> _Source data_
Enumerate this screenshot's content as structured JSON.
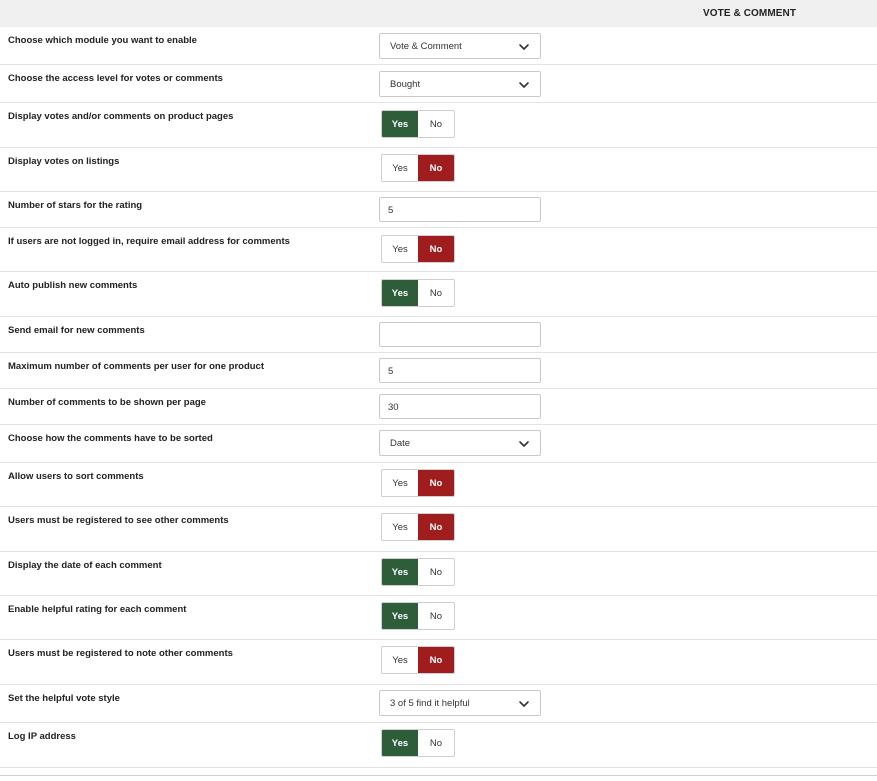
{
  "header": {
    "column_title": "VOTE & COMMENT"
  },
  "settings": [
    {
      "label": "Choose which module you want to enable",
      "type": "select",
      "value": "Vote & Comment"
    },
    {
      "label": "Choose the access level for votes or comments",
      "type": "select",
      "value": "Bought"
    },
    {
      "label": "Display votes and/or comments on product pages",
      "type": "toggle",
      "yes": "Yes",
      "no": "No",
      "selected": "yes"
    },
    {
      "label": "Display votes on listings",
      "type": "toggle",
      "yes": "Yes",
      "no": "No",
      "selected": "no"
    },
    {
      "label": "Number of stars for the rating",
      "type": "input",
      "value": "5"
    },
    {
      "label": "If users are not logged in, require email address for comments",
      "type": "toggle",
      "yes": "Yes",
      "no": "No",
      "selected": "no"
    },
    {
      "label": "Auto publish new comments",
      "type": "toggle",
      "yes": "Yes",
      "no": "No",
      "selected": "yes"
    },
    {
      "label": "Send email for new comments",
      "type": "input",
      "value": ""
    },
    {
      "label": "Maximum number of comments per user for one product",
      "type": "input",
      "value": "5"
    },
    {
      "label": "Number of comments to be shown per page",
      "type": "input",
      "value": "30"
    },
    {
      "label": "Choose how the comments have to be sorted",
      "type": "select",
      "value": "Date"
    },
    {
      "label": "Allow users to sort comments",
      "type": "toggle",
      "yes": "Yes",
      "no": "No",
      "selected": "no"
    },
    {
      "label": "Users must be registered to see other comments",
      "type": "toggle",
      "yes": "Yes",
      "no": "No",
      "selected": "no"
    },
    {
      "label": "Display the date of each comment",
      "type": "toggle",
      "yes": "Yes",
      "no": "No",
      "selected": "yes"
    },
    {
      "label": "Enable helpful rating for each comment",
      "type": "toggle",
      "yes": "Yes",
      "no": "No",
      "selected": "yes"
    },
    {
      "label": "Users must be registered to note other comments",
      "type": "toggle",
      "yes": "Yes",
      "no": "No",
      "selected": "no"
    },
    {
      "label": "Set the helpful vote style",
      "type": "select",
      "value": "3 of 5 find it helpful"
    },
    {
      "label": "Log IP address",
      "type": "toggle",
      "yes": "Yes",
      "no": "No",
      "selected": "yes"
    }
  ],
  "icons": {
    "select_arrow": "chevron-down-icon"
  },
  "colors": {
    "yes_active": "#2e5d3a",
    "no_active": "#a01d1d",
    "header_bg": "#f0f0f0"
  }
}
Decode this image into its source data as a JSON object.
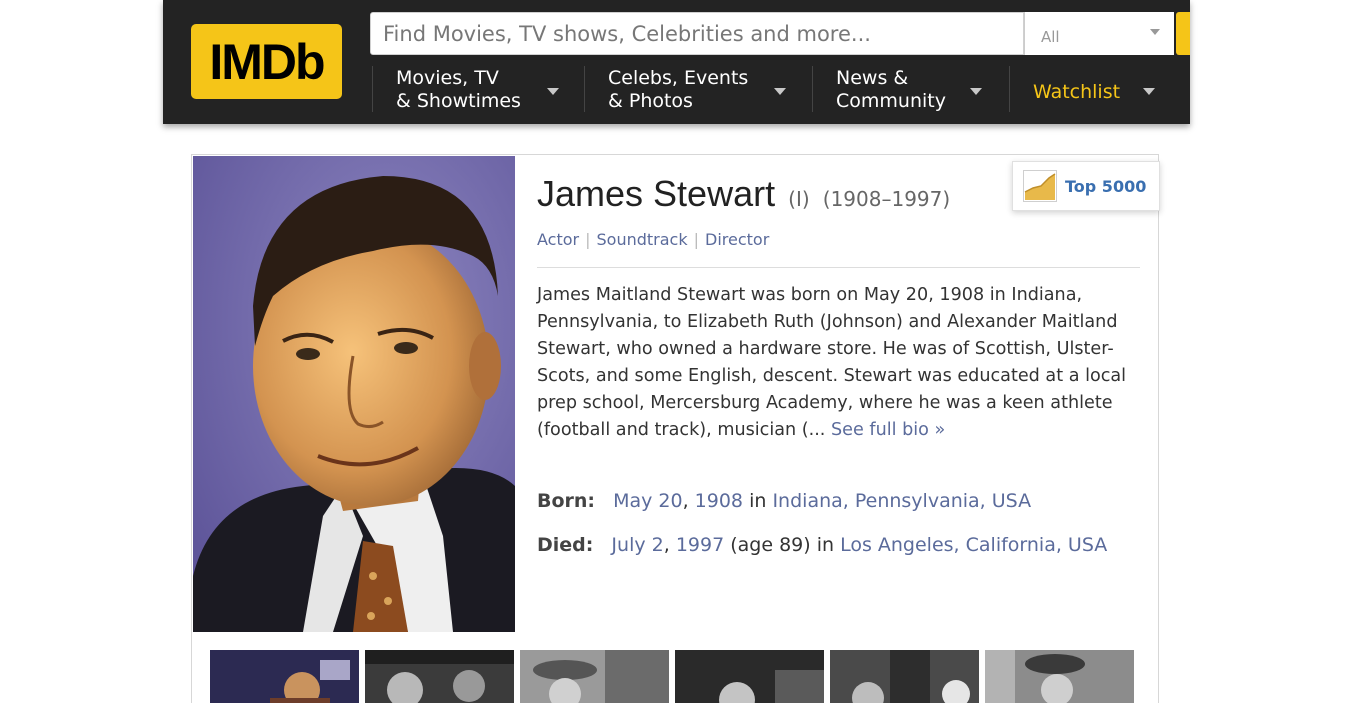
{
  "header": {
    "logo_text": "IMDb",
    "search": {
      "placeholder": "Find Movies, TV shows, Celebrities and more...",
      "category": "All"
    },
    "nav": [
      {
        "line1": "Movies, TV",
        "line2": "& Showtimes"
      },
      {
        "line1": "Celebs, Events",
        "line2": "& Photos"
      },
      {
        "line1": "News &",
        "line2": "Community"
      }
    ],
    "watchlist_label": "Watchlist"
  },
  "person": {
    "name": "James Stewart",
    "disambiguation": "(I)",
    "years": "(1908–1997)",
    "roles": [
      "Actor",
      "Soundtrack",
      "Director"
    ],
    "bio": "James Maitland Stewart was born on May 20, 1908 in Indiana, Pennsylvania, to Elizabeth Ruth (Johnson) and Alexander Maitland Stewart, who owned a hardware store. He was of Scottish, Ulster-Scots, and some English, descent. Stewart was educated at a local prep school, Mercersburg Academy, where he was a keen athlete (football and track), musician (...",
    "see_full_bio": "See full bio »",
    "born": {
      "label": "Born:",
      "date_md": "May 20",
      "date_sep": ",",
      "date_year": "1908",
      "connector": "in",
      "place": "Indiana, Pennsylvania, USA"
    },
    "died": {
      "label": "Died:",
      "date_md": "July 2",
      "date_sep": ",",
      "date_year": "1997",
      "age": "(age 89)",
      "connector": "in",
      "place": "Los Angeles, California, USA"
    },
    "rank_badge": "Top 5000"
  },
  "colors": {
    "brand": "#f5c518",
    "header_bg": "#232323",
    "link": "#5b6b9b"
  }
}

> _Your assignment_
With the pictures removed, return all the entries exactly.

> _Response area_
Enumerate this screenshot's content as structured JSON.
{
  "header": {
    "column_title": "VOTE & COMMENT"
  },
  "settings": [
    {
      "label": "Choose which module you want to enable",
      "type": "select",
      "value": "Vote & Comment"
    },
    {
      "label": "Choose the access level for votes or comments",
      "type": "select",
      "value": "Bought"
    },
    {
      "label": "Display votes and/or comments on product pages",
      "type": "toggle",
      "yes": "Yes",
      "no": "No",
      "selected": "yes"
    },
    {
      "label": "Display votes on listings",
      "type": "toggle",
      "yes": "Yes",
      "no": "No",
      "selected": "no"
    },
    {
      "label": "Number of stars for the rating",
      "type": "input",
      "value": "5"
    },
    {
      "label": "If users are not logged in, require email address for comments",
      "type": "toggle",
      "yes": "Yes",
      "no": "No",
      "selected": "no"
    },
    {
      "label": "Auto publish new comments",
      "type": "toggle",
      "yes": "Yes",
      "no": "No",
      "selected": "yes"
    },
    {
      "label": "Send email for new comments",
      "type": "input",
      "value": ""
    },
    {
      "label": "Maximum number of comments per user for one product",
      "type": "input",
      "value": "5"
    },
    {
      "label": "Number of comments to be shown per page",
      "type": "input",
      "value": "30"
    },
    {
      "label": "Choose how the comments have to be sorted",
      "type": "select",
      "value": "Date"
    },
    {
      "label": "Allow users to sort comments",
      "type": "toggle",
      "yes": "Yes",
      "no": "No",
      "selected": "no"
    },
    {
      "label": "Users must be registered to see other comments",
      "type": "toggle",
      "yes": "Yes",
      "no": "No",
      "selected": "no"
    },
    {
      "label": "Display the date of each comment",
      "type": "toggle",
      "yes": "Yes",
      "no": "No",
      "selected": "yes"
    },
    {
      "label": "Enable helpful rating for each comment",
      "type": "toggle",
      "yes": "Yes",
      "no": "No",
      "selected": "yes"
    },
    {
      "label": "Users must be registered to note other comments",
      "type": "toggle",
      "yes": "Yes",
      "no": "No",
      "selected": "no"
    },
    {
      "label": "Set the helpful vote style",
      "type": "select",
      "value": "3 of 5 find it helpful"
    },
    {
      "label": "Log IP address",
      "type": "toggle",
      "yes": "Yes",
      "no": "No",
      "selected": "yes"
    }
  ],
  "icons": {
    "select_arrow": "chevron-down-icon"
  },
  "colors": {
    "yes_active": "#2e5d3a",
    "no_active": "#a01d1d",
    "header_bg": "#f0f0f0"
  }
}
Decode this image into its source data as a JSON object.
{
  "header": {
    "logo_text": "IMDb",
    "search": {
      "placeholder": "Find Movies, TV shows, Celebrities and more...",
      "category": "All"
    },
    "nav": [
      {
        "line1": "Movies, TV",
        "line2": "& Showtimes"
      },
      {
        "line1": "Celebs, Events",
        "line2": "& Photos"
      },
      {
        "line1": "News &",
        "line2": "Community"
      }
    ],
    "watchlist_label": "Watchlist"
  },
  "person": {
    "name": "James Stewart",
    "disambiguation": "(I)",
    "years": "(1908–1997)",
    "roles": [
      "Actor",
      "Soundtrack",
      "Director"
    ],
    "bio": "James Maitland Stewart was born on May 20, 1908 in Indiana, Pennsylvania, to Elizabeth Ruth (Johnson) and Alexander Maitland Stewart, who owned a hardware store. He was of Scottish, Ulster-Scots, and some English, descent. Stewart was educated at a local prep school, Mercersburg Academy, where he was a keen athlete (football and track), musician (...",
    "see_full_bio": "See full bio »",
    "born": {
      "label": "Born:",
      "date_md": "May 20",
      "date_sep": ",",
      "date_year": "1908",
      "connector": "in",
      "place": "Indiana, Pennsylvania, USA"
    },
    "died": {
      "label": "Died:",
      "date_md": "July 2",
      "date_sep": ",",
      "date_year": "1997",
      "age": "(age 89)",
      "connector": "in",
      "place": "Los Angeles, California, USA"
    },
    "rank_badge": "Top 5000"
  },
  "colors": {
    "brand": "#f5c518",
    "header_bg": "#232323",
    "link": "#5b6b9b"
  }
}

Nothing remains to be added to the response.